How many parents are actually reading the terms of MySpace? Apparently this particular parent and child did not. So how does MySpace become responsible for this? What exactly could they do to prevent this from happening again?
| 1:56 pm on Jun 21, 2006 (gmt 0)|
MySpace have just announced they are introducing extra measures (not in response to this case they say)
Most of these measures already exist in some form. Since there isn't age verification, the reality is that parents will still need to give guidance and be watchful over their children.
Any suggestions how age verification could work for under 18s?
| 2:14 pm on Jun 21, 2006 (gmt 0)|
Well I think it's always useful to look at problems like this from a high-level view (being a techie, and all!) - this is not really a new kind of problem for society here, it's just in a new form.
Basically, how I see it, some guy committed a crime using a website as his method. When I thought about it, and started pondering analogies, I thought about someone shooting someone else.
Say some guy picks up a Smith&Western shooter and shoots someone else. That's a crime. His method was that shooter. Following some of the responses in this thread, surely Smith&Western should be sued, for making it easy for someone else to commit a crime. It begs the question - who kills - the bullet in the shooter or the person holding the shooter itself?
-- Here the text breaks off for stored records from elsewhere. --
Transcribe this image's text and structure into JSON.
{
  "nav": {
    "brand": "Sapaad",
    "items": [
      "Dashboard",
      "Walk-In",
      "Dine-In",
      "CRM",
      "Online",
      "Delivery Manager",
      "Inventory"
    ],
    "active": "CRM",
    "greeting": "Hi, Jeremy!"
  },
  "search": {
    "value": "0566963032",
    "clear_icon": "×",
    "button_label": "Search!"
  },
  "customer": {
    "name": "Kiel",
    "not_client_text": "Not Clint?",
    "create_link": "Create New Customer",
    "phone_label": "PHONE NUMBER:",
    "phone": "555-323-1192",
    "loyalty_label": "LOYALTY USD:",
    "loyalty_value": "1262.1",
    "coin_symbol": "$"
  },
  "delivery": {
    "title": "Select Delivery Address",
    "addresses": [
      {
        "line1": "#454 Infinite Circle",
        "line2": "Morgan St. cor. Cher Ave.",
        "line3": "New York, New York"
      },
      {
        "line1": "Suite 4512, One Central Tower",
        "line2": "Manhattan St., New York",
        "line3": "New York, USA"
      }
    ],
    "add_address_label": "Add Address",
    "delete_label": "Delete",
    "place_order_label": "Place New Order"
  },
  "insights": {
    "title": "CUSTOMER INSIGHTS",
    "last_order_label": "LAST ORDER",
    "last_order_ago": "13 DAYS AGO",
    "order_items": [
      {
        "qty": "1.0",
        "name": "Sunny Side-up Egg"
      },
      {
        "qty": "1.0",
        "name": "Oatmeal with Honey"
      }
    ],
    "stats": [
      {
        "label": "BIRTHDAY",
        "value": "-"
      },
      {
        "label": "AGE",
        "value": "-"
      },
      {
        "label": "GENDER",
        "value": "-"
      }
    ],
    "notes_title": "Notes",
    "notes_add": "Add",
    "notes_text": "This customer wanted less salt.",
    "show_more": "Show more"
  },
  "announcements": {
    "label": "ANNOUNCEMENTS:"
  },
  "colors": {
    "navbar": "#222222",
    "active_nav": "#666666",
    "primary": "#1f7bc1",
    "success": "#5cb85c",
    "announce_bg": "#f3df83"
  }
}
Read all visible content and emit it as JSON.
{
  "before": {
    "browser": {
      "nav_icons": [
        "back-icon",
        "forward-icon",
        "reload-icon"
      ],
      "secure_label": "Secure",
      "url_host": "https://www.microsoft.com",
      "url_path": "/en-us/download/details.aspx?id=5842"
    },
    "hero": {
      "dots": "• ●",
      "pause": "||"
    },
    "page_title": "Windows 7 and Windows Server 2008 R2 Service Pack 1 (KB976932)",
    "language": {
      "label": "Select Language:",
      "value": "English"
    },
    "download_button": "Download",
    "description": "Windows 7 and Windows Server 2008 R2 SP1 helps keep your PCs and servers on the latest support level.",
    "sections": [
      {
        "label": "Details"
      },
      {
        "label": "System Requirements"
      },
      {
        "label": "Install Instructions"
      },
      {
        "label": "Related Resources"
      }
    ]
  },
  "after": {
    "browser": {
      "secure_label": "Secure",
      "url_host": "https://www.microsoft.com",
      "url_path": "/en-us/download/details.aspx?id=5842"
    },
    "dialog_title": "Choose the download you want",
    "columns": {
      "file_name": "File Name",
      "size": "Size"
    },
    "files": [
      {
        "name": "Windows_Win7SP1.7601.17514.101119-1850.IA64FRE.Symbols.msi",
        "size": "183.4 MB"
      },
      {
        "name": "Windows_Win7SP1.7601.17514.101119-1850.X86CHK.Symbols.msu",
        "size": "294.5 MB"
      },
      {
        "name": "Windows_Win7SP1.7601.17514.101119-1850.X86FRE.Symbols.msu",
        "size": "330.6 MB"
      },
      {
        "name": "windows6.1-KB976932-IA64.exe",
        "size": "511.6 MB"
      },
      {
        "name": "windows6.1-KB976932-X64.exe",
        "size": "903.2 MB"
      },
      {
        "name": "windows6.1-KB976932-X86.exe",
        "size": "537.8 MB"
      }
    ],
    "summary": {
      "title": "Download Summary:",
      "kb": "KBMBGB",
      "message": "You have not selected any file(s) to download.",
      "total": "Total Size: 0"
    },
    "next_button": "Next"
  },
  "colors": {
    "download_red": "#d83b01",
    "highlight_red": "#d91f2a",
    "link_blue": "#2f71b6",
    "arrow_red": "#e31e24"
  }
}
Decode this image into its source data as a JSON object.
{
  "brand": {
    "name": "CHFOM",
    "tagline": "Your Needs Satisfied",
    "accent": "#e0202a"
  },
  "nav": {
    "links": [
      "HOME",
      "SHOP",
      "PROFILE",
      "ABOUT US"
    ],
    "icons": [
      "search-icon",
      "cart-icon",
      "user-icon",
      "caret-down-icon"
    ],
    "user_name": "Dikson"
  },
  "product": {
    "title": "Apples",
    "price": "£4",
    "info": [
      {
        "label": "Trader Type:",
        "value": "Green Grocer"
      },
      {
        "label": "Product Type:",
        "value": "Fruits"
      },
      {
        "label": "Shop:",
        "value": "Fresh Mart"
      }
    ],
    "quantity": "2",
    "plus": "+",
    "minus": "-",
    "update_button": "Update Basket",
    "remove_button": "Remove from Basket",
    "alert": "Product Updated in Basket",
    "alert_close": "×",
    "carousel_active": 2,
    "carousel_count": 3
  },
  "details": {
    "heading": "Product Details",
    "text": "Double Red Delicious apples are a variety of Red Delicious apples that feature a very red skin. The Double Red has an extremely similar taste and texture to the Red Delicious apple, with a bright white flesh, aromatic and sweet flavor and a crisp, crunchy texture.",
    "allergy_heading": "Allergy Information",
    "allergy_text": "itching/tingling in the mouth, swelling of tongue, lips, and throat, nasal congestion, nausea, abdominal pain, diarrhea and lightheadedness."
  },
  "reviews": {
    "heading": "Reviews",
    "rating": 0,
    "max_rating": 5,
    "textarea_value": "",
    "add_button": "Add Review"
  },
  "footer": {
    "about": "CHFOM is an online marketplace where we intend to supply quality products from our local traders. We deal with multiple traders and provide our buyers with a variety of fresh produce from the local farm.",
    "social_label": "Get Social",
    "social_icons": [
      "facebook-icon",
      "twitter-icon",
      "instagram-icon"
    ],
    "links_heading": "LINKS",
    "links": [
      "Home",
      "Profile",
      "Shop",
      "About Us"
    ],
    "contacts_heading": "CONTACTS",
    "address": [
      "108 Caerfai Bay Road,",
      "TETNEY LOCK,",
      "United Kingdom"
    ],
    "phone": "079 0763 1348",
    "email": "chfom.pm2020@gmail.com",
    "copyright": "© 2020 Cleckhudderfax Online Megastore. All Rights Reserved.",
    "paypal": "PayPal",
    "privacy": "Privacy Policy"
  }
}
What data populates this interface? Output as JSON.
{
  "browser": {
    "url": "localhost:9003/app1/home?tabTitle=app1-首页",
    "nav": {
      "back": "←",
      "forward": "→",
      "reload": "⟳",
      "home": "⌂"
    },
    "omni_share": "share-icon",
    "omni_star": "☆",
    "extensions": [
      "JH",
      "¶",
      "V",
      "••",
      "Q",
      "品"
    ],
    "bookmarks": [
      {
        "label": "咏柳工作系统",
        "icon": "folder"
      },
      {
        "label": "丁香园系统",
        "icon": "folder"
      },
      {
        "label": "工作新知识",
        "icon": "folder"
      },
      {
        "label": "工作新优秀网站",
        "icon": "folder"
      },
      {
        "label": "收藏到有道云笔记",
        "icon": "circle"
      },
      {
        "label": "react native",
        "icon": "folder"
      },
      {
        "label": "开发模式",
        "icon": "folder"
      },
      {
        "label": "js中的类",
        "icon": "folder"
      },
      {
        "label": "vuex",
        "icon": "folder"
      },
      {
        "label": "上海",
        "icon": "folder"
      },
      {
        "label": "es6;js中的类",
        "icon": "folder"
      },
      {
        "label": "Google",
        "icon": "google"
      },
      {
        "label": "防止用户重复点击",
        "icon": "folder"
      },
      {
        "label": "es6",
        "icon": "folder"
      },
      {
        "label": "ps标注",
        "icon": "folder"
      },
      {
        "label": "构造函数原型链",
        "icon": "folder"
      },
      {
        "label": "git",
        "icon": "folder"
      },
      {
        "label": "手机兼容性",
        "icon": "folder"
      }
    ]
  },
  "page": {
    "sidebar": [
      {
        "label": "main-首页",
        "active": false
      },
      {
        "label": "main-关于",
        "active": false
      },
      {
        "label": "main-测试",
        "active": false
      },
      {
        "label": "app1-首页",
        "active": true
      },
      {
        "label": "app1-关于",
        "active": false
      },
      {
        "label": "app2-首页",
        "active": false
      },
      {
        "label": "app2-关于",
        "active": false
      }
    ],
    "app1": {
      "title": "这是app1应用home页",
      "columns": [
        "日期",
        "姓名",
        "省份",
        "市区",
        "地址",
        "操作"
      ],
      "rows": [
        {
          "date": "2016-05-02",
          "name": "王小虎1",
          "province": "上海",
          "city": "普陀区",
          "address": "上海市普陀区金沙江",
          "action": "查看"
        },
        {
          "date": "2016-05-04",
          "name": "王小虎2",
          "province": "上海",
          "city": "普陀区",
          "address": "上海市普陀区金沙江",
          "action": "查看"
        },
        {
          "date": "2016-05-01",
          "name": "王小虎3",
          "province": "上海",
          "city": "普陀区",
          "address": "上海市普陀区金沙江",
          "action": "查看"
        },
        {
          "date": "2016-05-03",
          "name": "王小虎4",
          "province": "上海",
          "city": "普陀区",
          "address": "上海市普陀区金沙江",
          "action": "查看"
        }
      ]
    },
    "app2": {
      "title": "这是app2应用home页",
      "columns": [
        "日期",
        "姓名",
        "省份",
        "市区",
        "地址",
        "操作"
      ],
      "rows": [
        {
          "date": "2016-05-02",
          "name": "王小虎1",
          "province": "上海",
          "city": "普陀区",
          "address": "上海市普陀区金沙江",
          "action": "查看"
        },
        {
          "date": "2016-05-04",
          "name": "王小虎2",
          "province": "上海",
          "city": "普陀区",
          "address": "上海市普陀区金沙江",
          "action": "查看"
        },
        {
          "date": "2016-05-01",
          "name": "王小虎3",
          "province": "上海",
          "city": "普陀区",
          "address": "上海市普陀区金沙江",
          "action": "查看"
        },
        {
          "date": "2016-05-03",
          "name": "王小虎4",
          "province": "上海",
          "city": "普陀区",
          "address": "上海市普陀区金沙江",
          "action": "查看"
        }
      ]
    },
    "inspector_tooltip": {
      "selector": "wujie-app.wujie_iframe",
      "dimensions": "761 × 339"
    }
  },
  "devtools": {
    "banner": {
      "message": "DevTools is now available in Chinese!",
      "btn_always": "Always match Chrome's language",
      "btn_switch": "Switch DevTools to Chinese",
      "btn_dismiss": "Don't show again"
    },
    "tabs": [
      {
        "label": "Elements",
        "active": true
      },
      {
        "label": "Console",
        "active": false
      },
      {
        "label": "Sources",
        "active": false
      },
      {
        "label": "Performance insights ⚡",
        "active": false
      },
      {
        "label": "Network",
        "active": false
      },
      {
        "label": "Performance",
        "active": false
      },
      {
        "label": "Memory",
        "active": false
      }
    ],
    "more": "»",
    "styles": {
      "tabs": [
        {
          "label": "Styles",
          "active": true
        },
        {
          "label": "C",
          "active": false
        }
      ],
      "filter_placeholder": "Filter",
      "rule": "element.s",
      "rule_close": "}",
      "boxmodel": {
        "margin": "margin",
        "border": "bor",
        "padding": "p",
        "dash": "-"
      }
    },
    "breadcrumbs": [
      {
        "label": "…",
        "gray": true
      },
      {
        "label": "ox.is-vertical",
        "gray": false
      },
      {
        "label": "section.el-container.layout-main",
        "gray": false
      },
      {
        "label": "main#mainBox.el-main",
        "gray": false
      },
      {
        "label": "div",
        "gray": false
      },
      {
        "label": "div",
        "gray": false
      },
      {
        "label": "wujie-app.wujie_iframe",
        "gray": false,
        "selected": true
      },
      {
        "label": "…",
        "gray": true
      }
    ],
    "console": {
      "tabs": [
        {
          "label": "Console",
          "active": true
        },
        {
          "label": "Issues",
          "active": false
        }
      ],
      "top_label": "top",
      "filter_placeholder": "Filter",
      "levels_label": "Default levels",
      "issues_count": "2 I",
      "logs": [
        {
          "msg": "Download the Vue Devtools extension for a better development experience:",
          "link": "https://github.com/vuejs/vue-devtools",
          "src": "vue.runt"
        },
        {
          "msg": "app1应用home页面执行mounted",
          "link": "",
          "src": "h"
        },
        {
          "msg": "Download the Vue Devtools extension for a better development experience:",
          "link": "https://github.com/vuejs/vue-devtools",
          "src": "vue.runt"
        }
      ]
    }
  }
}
Wouldn't all manufacturers of shooters be out of business now, if this were the case?
I think it's very unfair to blame the creators of something, if someone else misuses it to break the law. Obviously, if the creators encouraged or suggested it, then they are at fault, but as far as I'm aware, the creators did not have this kind of use when they invented MySpace. Criminals have used it for their own crimes.
Instead of blaming the means, look instead at the cause - there is a human out there who actually committed this. There is no one else to blame than the criminal himself. Don't pick on the victim. Don't pick on the family. Don't pick on the website.
| This 171 message thread spans 6 pages: 171 (  2 3 4 5 6 ) > > |